YOUR TASK
When you copy the listing, reproduce each line as it appears and omit every image.

>>>>>

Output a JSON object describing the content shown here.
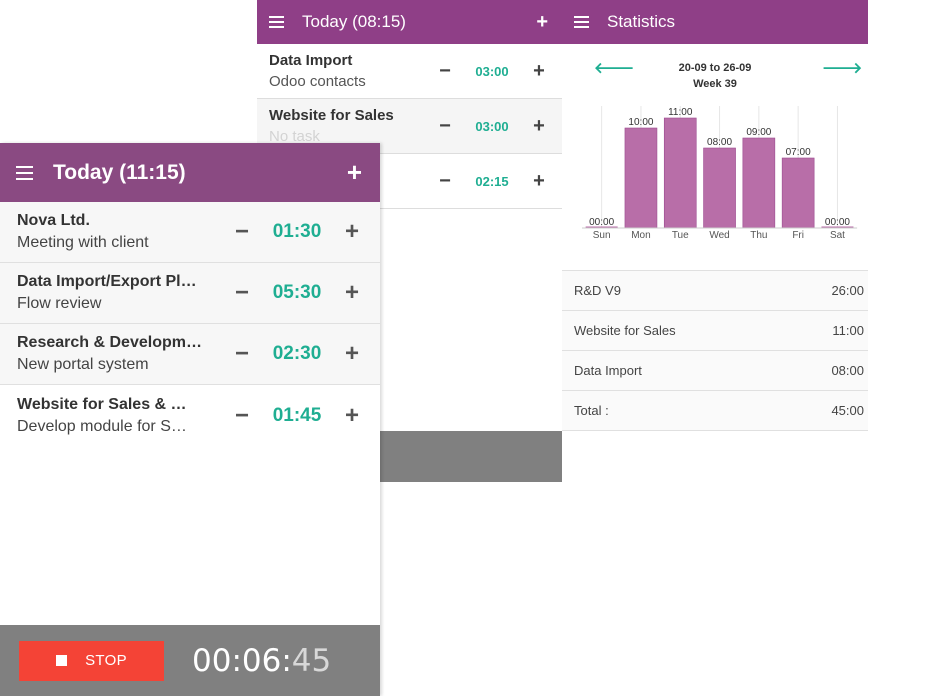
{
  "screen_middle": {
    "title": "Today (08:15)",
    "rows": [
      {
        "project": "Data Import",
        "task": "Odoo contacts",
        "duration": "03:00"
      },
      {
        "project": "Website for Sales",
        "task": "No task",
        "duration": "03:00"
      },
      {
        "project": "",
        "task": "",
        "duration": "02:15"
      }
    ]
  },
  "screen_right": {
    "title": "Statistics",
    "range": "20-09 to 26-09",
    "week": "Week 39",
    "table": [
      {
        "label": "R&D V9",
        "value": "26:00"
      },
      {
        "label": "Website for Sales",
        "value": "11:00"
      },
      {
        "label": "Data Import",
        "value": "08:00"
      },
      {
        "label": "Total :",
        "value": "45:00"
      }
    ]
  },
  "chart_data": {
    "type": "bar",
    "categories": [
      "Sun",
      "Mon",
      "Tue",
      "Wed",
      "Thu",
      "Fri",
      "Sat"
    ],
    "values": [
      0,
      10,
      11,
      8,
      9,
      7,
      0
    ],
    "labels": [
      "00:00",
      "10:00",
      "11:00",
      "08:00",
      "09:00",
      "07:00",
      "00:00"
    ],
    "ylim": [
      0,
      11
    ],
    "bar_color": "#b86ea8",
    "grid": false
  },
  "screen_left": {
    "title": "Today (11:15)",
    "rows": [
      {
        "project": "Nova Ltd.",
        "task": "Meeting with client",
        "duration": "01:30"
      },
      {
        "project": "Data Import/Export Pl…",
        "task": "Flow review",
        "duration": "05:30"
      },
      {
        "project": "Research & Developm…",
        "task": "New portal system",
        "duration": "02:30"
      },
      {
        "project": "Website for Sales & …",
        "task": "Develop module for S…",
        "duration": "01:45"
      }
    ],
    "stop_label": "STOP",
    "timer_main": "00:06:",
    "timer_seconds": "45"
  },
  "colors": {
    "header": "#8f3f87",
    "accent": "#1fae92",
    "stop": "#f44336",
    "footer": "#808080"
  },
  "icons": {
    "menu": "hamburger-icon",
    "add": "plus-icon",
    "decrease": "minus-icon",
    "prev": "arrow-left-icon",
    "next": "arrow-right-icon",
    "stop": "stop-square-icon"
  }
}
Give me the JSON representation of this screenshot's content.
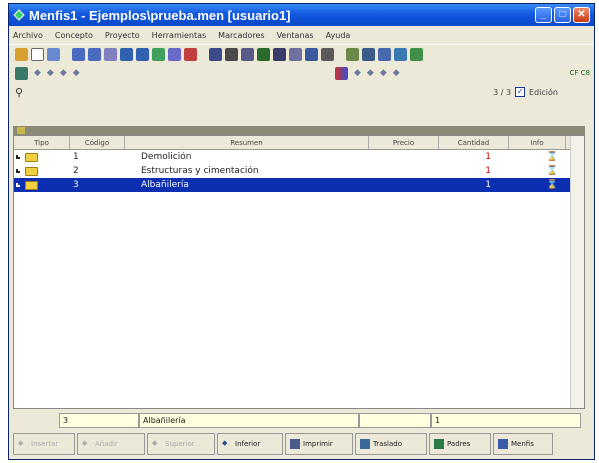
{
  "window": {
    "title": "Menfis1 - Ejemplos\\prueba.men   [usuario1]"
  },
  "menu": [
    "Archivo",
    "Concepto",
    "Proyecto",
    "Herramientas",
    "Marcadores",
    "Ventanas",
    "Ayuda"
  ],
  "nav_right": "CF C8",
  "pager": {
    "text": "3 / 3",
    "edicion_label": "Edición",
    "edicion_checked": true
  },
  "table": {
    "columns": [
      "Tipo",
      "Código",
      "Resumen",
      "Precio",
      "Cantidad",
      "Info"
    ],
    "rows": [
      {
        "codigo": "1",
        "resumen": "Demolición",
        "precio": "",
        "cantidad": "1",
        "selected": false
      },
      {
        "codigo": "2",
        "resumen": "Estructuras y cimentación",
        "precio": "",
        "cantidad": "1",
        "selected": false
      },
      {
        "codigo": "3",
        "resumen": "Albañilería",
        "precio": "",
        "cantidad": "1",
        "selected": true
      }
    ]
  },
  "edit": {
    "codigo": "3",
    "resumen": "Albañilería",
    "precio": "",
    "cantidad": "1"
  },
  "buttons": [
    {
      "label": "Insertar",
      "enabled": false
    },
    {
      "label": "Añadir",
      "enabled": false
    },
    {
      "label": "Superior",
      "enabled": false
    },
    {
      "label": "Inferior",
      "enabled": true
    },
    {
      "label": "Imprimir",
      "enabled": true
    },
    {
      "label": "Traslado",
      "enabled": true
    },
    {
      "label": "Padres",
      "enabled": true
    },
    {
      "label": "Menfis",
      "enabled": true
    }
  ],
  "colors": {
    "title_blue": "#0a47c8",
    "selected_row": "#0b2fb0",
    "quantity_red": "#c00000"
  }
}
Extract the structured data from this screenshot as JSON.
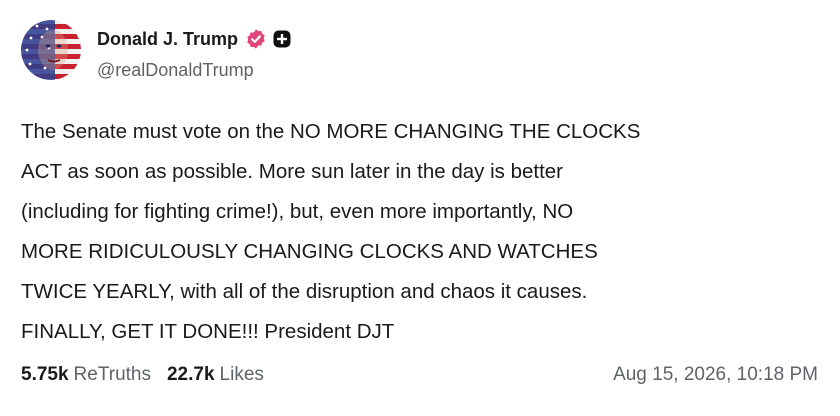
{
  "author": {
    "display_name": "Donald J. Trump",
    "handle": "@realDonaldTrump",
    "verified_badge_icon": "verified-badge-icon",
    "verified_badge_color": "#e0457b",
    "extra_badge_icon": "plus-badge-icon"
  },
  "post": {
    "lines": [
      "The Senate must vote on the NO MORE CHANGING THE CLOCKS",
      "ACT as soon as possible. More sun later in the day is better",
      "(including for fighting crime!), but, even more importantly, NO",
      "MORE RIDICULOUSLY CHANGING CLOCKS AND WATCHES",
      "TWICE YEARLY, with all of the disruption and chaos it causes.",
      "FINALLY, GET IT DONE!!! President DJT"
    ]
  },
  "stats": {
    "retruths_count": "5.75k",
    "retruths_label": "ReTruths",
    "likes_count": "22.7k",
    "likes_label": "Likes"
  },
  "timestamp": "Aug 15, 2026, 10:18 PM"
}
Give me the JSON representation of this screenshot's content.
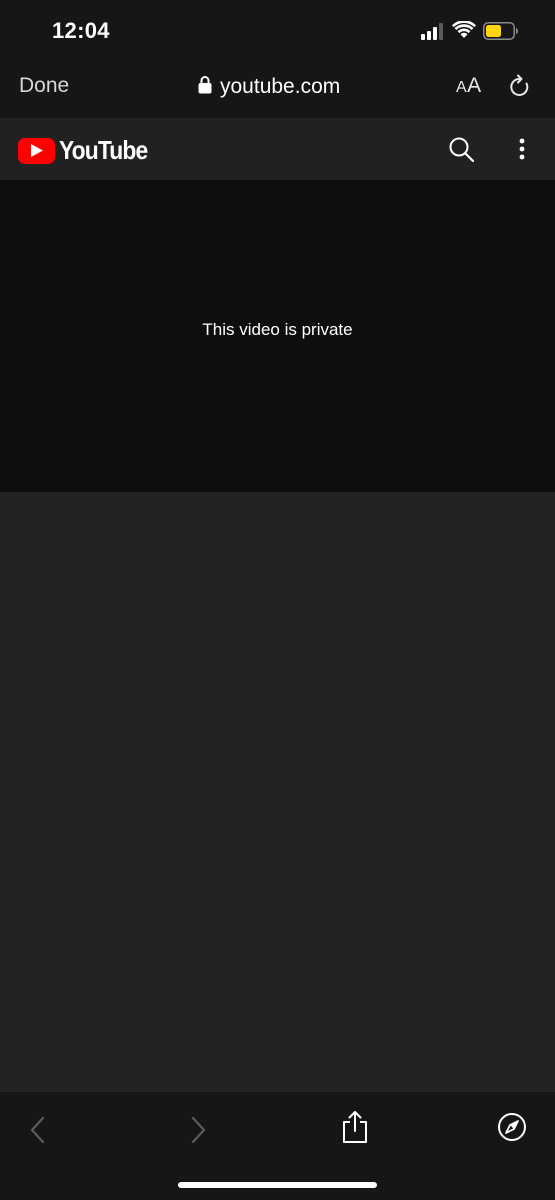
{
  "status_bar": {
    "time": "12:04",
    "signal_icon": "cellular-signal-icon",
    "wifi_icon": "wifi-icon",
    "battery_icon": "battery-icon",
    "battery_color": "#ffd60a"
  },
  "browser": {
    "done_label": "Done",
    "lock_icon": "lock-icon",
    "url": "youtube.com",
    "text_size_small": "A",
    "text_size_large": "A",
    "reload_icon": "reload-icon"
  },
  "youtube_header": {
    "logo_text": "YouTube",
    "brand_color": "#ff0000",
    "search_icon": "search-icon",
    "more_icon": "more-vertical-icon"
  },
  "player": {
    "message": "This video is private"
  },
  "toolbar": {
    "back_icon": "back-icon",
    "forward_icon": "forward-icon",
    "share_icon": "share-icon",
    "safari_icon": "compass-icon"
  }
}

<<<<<

YOUR SOLUTION
Output a JSON object describing the content shown here.
{
  "screen_middle": {
    "title": "Today (08:15)",
    "rows": [
      {
        "project": "Data Import",
        "task": "Odoo contacts",
        "duration": "03:00"
      },
      {
        "project": "Website for Sales",
        "task": "No task",
        "duration": "03:00"
      },
      {
        "project": "",
        "task": "",
        "duration": "02:15"
      }
    ]
  },
  "screen_right": {
    "title": "Statistics",
    "range": "20-09 to 26-09",
    "week": "Week 39",
    "table": [
      {
        "label": "R&D V9",
        "value": "26:00"
      },
      {
        "label": "Website for Sales",
        "value": "11:00"
      },
      {
        "label": "Data Import",
        "value": "08:00"
      },
      {
        "label": "Total :",
        "value": "45:00"
      }
    ]
  },
  "chart_data": {
    "type": "bar",
    "categories": [
      "Sun",
      "Mon",
      "Tue",
      "Wed",
      "Thu",
      "Fri",
      "Sat"
    ],
    "values": [
      0,
      10,
      11,
      8,
      9,
      7,
      0
    ],
    "labels": [
      "00:00",
      "10:00",
      "11:00",
      "08:00",
      "09:00",
      "07:00",
      "00:00"
    ],
    "ylim": [
      0,
      11
    ],
    "bar_color": "#b86ea8",
    "grid": false
  },
  "screen_left": {
    "title": "Today (11:15)",
    "rows": [
      {
        "project": "Nova Ltd.",
        "task": "Meeting with client",
        "duration": "01:30"
      },
      {
        "project": "Data Import/Export Pl…",
        "task": "Flow review",
        "duration": "05:30"
      },
      {
        "project": "Research & Developm…",
        "task": "New portal system",
        "duration": "02:30"
      },
      {
        "project": "Website for Sales & …",
        "task": "Develop module for S…",
        "duration": "01:45"
      }
    ],
    "stop_label": "STOP",
    "timer_main": "00:06:",
    "timer_seconds": "45"
  },
  "colors": {
    "header": "#8f3f87",
    "accent": "#1fae92",
    "stop": "#f44336",
    "footer": "#808080"
  },
  "icons": {
    "menu": "hamburger-icon",
    "add": "plus-icon",
    "decrease": "minus-icon",
    "prev": "arrow-left-icon",
    "next": "arrow-right-icon",
    "stop": "stop-square-icon"
  }
}
Give me the JSON representation of this screenshot's content.
{
  "window": {
    "title": "Menfis1 - Ejemplos\\prueba.men   [usuario1]"
  },
  "menu": [
    "Archivo",
    "Concepto",
    "Proyecto",
    "Herramientas",
    "Marcadores",
    "Ventanas",
    "Ayuda"
  ],
  "nav_right": "CF C8",
  "pager": {
    "text": "3 / 3",
    "edicion_label": "Edición",
    "edicion_checked": true
  },
  "table": {
    "columns": [
      "Tipo",
      "Código",
      "Resumen",
      "Precio",
      "Cantidad",
      "Info"
    ],
    "rows": [
      {
        "codigo": "1",
        "resumen": "Demolición",
        "precio": "",
        "cantidad": "1",
        "selected": false
      },
      {
        "codigo": "2",
        "resumen": "Estructuras y cimentación",
        "precio": "",
        "cantidad": "1",
        "selected": false
      },
      {
        "codigo": "3",
        "resumen": "Albañilería",
        "precio": "",
        "cantidad": "1",
        "selected": true
      }
    ]
  },
  "edit": {
    "codigo": "3",
    "resumen": "Albañilería",
    "precio": "",
    "cantidad": "1"
  },
  "buttons": [
    {
      "label": "Insertar",
      "enabled": false
    },
    {
      "label": "Añadir",
      "enabled": false
    },
    {
      "label": "Superior",
      "enabled": false
    },
    {
      "label": "Inferior",
      "enabled": true
    },
    {
      "label": "Imprimir",
      "enabled": true
    },
    {
      "label": "Traslado",
      "enabled": true
    },
    {
      "label": "Padres",
      "enabled": true
    },
    {
      "label": "Menfis",
      "enabled": true
    }
  ],
  "colors": {
    "title_blue": "#0a47c8",
    "selected_row": "#0b2fb0",
    "quantity_red": "#c00000"
  }
}
Extract the structured data from this screenshot as JSON.
{
  "author": {
    "display_name": "Donald J. Trump",
    "handle": "@realDonaldTrump",
    "verified_badge_icon": "verified-badge-icon",
    "verified_badge_color": "#e0457b",
    "extra_badge_icon": "plus-badge-icon"
  },
  "post": {
    "lines": [
      "The Senate must vote on the NO MORE CHANGING THE CLOCKS",
      "ACT as soon as possible. More sun later in the day is better",
      "(including for fighting crime!), but, even more importantly, NO",
      "MORE RIDICULOUSLY CHANGING CLOCKS AND WATCHES",
      "TWICE YEARLY, with all of the disruption and chaos it causes.",
      "FINALLY, GET IT DONE!!! President DJT"
    ]
  },
  "stats": {
    "retruths_count": "5.75k",
    "retruths_label": "ReTruths",
    "likes_count": "22.7k",
    "likes_label": "Likes"
  },
  "timestamp": "Aug 15, 2026, 10:18 PM"
}
Give me the JSON representation of this screenshot's content.
{
  "status_bar": {
    "time": "12:04",
    "signal_icon": "cellular-signal-icon",
    "wifi_icon": "wifi-icon",
    "battery_icon": "battery-icon",
    "battery_color": "#ffd60a"
  },
  "browser": {
    "done_label": "Done",
    "lock_icon": "lock-icon",
    "url": "youtube.com",
    "text_size_small": "A",
    "text_size_large": "A",
    "reload_icon": "reload-icon"
  },
  "youtube_header": {
    "logo_text": "YouTube",
    "brand_color": "#ff0000",
    "search_icon": "search-icon",
    "more_icon": "more-vertical-icon"
  },
  "player": {
    "message": "This video is private"
  },
  "toolbar": {
    "back_icon": "back-icon",
    "forward_icon": "forward-icon",
    "share_icon": "share-icon",
    "safari_icon": "compass-icon"
  }
}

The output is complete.